§ **WORK REQUEST**
The answer should consist of each line from the data below that includes "time".

Items from an interface collection:
[Start of Attachment]

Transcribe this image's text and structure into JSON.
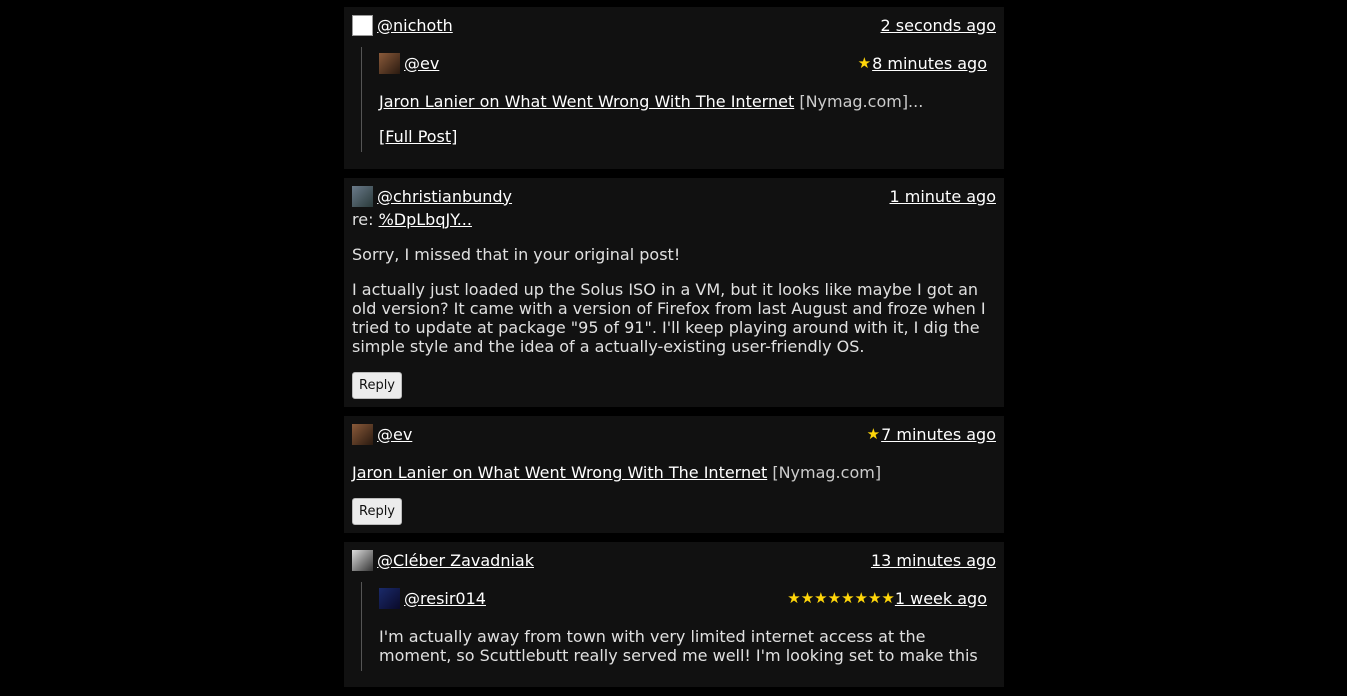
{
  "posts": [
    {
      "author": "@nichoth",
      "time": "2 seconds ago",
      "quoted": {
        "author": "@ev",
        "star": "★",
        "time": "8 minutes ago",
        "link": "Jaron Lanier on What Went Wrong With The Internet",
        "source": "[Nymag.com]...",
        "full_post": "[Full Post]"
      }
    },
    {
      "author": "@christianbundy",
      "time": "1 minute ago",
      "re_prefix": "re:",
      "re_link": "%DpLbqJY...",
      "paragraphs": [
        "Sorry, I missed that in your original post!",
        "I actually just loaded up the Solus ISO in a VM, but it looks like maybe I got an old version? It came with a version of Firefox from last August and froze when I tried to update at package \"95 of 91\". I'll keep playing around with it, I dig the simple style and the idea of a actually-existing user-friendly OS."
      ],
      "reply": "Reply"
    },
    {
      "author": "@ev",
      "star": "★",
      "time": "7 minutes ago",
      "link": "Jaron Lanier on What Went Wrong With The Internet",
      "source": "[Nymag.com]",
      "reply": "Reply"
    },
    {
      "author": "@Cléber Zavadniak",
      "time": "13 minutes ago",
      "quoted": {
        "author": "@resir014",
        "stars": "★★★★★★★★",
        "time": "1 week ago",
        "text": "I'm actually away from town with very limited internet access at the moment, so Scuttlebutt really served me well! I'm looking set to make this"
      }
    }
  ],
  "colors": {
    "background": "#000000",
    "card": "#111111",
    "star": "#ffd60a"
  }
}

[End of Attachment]

§ **REPLY TO THE EXERCISE**
      "time": "2 seconds ago",
        "time": "8 minutes ago",
      "time": "1 minute ago",
      "time": "7 minutes ago",
      "time": "13 minutes ago",
        "time": "1 week ago",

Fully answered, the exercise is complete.